>>

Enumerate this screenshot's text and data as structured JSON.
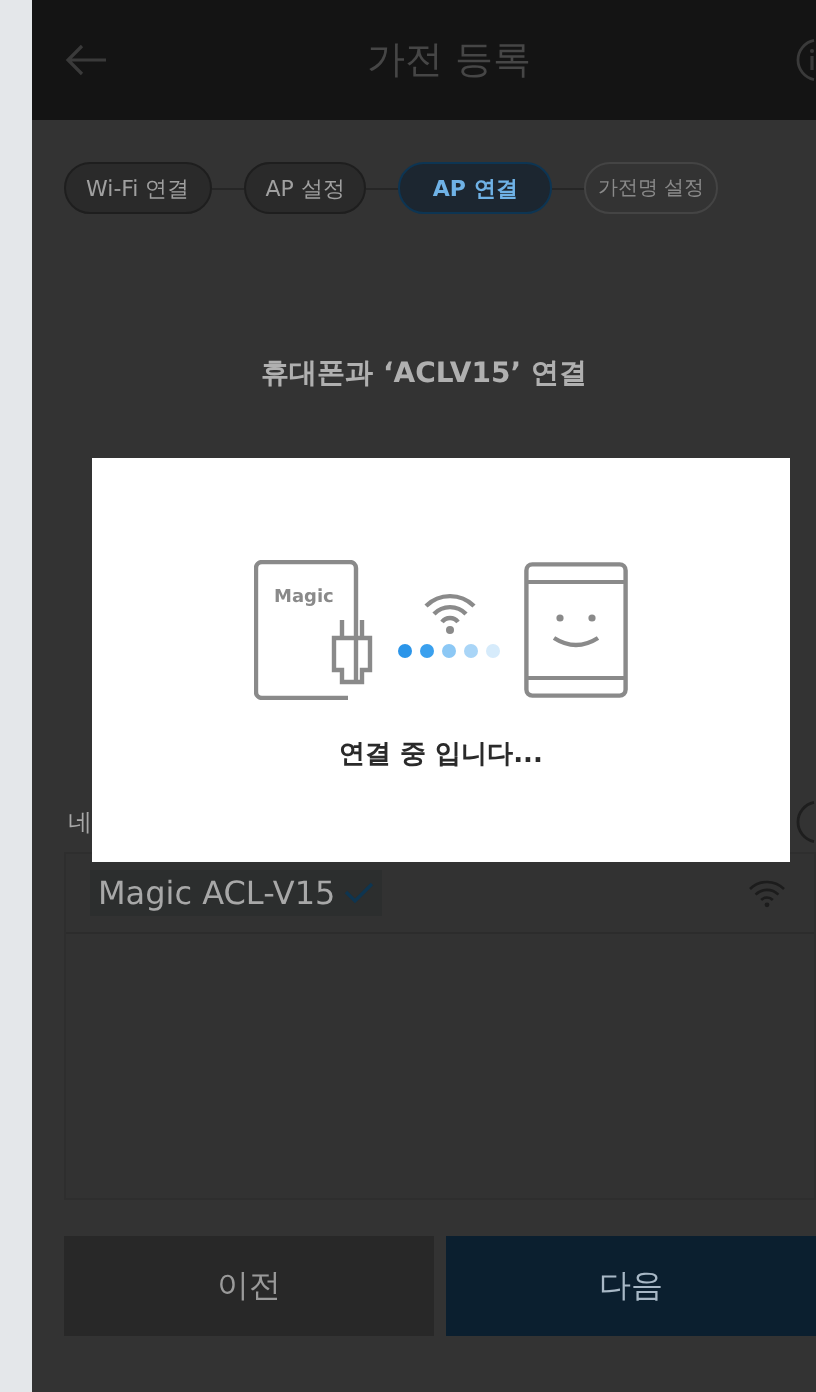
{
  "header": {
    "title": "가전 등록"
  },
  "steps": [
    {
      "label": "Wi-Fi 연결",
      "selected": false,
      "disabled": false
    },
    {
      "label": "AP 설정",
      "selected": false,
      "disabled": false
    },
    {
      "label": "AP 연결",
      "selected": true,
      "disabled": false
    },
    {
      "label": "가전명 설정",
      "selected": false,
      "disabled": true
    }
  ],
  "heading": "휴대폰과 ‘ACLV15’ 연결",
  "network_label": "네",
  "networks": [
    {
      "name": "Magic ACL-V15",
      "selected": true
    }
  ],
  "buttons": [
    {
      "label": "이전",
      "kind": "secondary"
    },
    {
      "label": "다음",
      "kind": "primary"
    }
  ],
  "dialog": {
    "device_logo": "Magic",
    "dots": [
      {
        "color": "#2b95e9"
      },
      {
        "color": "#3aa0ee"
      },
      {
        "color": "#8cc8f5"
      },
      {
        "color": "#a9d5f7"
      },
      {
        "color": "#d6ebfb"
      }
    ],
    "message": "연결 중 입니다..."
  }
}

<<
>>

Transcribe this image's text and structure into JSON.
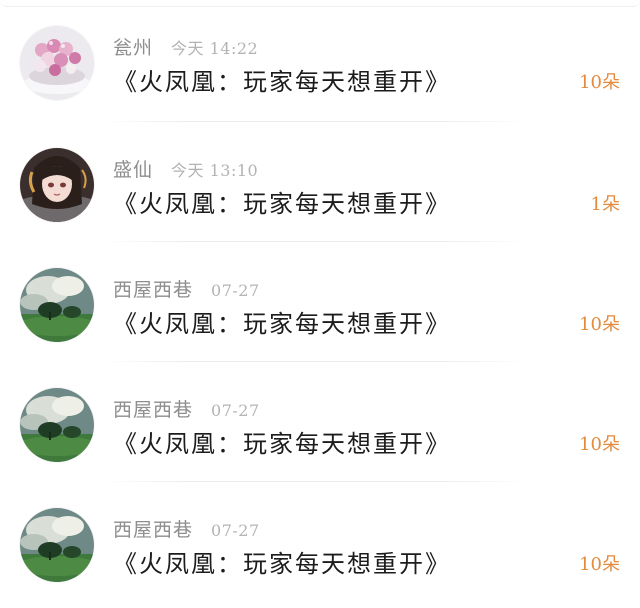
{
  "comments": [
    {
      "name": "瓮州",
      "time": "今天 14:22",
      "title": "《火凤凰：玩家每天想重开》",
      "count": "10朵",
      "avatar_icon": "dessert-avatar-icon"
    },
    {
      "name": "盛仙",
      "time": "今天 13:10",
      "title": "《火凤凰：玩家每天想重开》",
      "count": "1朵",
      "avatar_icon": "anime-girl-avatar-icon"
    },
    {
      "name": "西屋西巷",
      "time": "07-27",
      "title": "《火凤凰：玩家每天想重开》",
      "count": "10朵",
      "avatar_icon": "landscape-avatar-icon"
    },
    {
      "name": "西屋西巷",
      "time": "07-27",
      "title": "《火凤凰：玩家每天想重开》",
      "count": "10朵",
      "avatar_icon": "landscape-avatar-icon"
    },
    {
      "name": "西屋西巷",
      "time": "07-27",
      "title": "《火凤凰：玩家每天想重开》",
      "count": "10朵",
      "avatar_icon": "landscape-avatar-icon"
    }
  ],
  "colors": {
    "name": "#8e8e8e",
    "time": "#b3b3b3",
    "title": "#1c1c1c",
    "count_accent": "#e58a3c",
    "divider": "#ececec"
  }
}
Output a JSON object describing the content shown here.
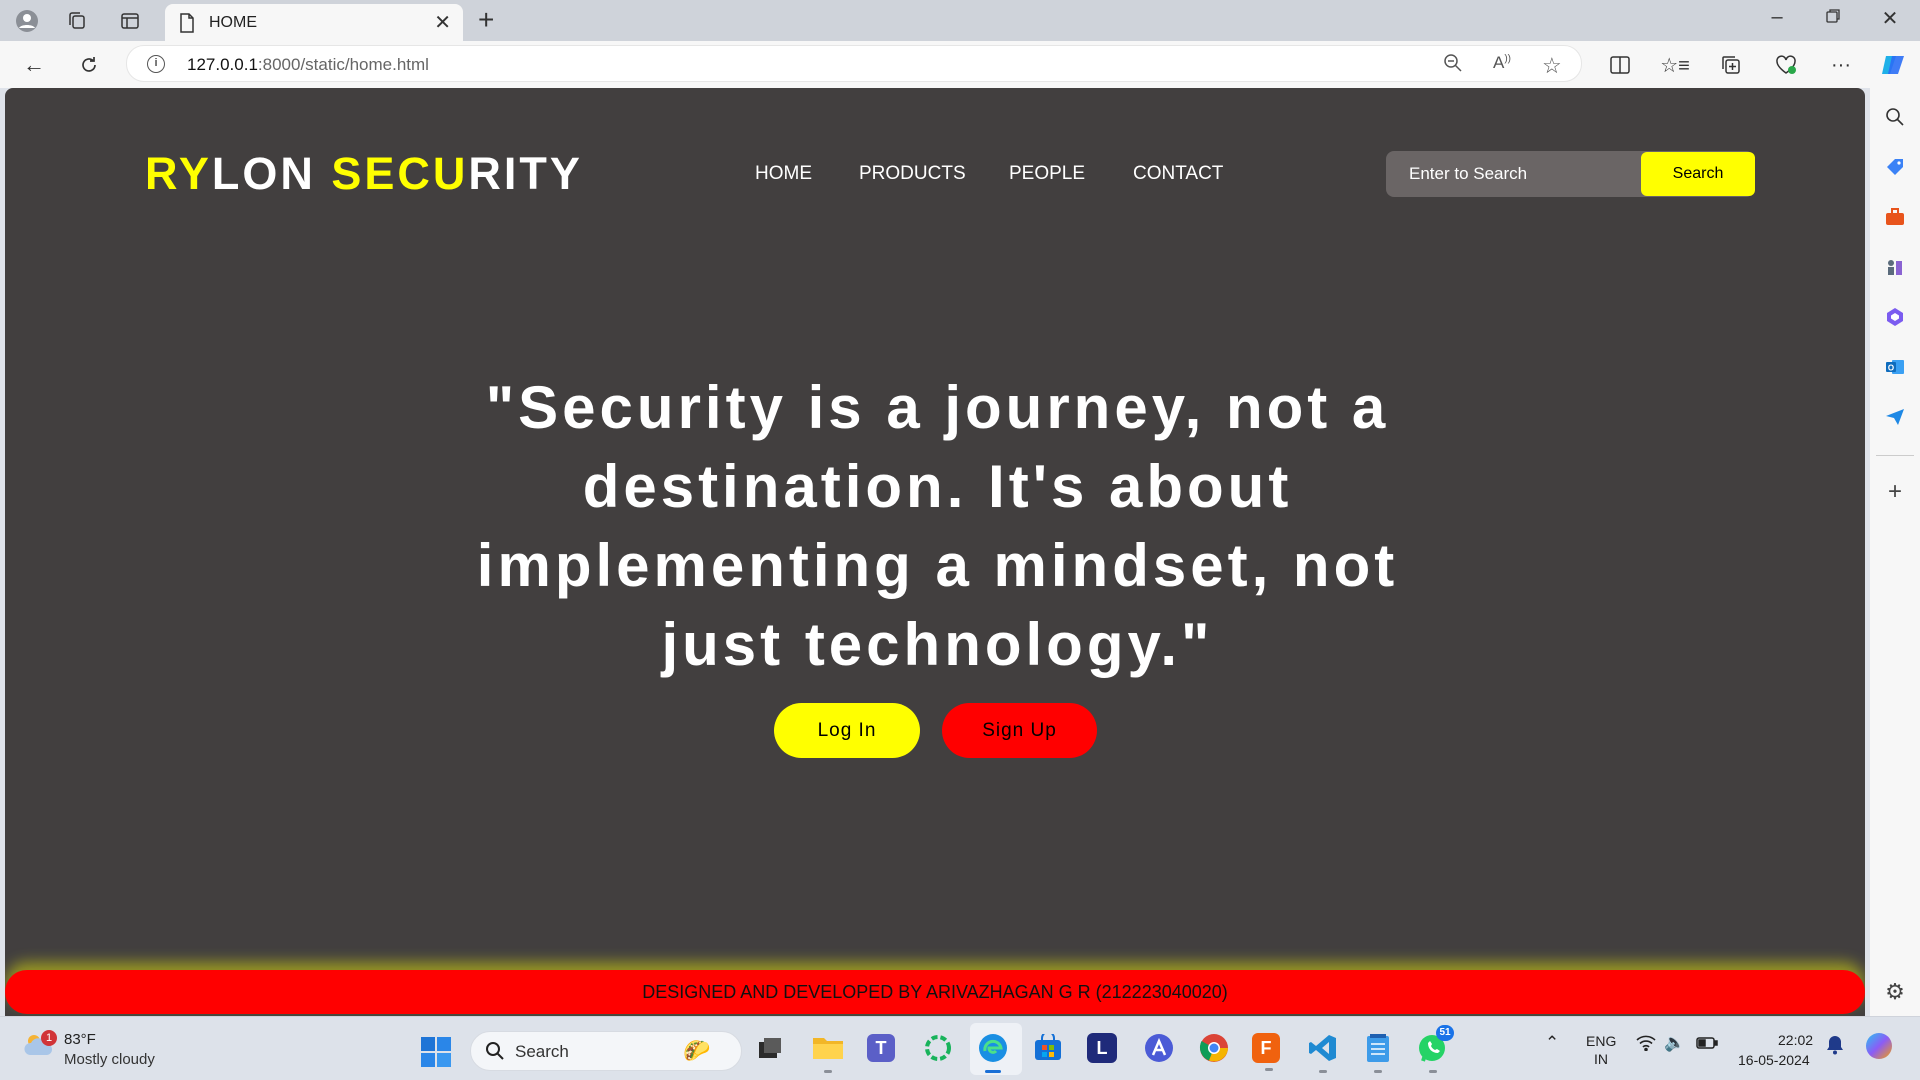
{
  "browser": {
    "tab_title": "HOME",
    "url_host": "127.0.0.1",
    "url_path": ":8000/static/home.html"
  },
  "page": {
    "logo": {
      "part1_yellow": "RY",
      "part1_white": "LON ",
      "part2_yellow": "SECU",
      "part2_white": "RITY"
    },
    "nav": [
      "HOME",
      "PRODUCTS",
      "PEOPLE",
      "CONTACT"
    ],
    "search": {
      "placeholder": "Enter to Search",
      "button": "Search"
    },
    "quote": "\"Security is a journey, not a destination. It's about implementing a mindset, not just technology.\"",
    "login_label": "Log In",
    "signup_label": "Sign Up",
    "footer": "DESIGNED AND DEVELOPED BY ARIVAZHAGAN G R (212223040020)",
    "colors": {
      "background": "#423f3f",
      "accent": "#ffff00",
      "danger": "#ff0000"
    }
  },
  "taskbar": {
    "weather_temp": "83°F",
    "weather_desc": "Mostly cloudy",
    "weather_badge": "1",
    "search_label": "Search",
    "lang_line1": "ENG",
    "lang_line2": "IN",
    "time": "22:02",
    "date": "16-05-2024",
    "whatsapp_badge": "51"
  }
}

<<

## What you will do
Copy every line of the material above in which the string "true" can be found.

## Result for this task
      "selected": true,
      "disabled": true
      "selected": true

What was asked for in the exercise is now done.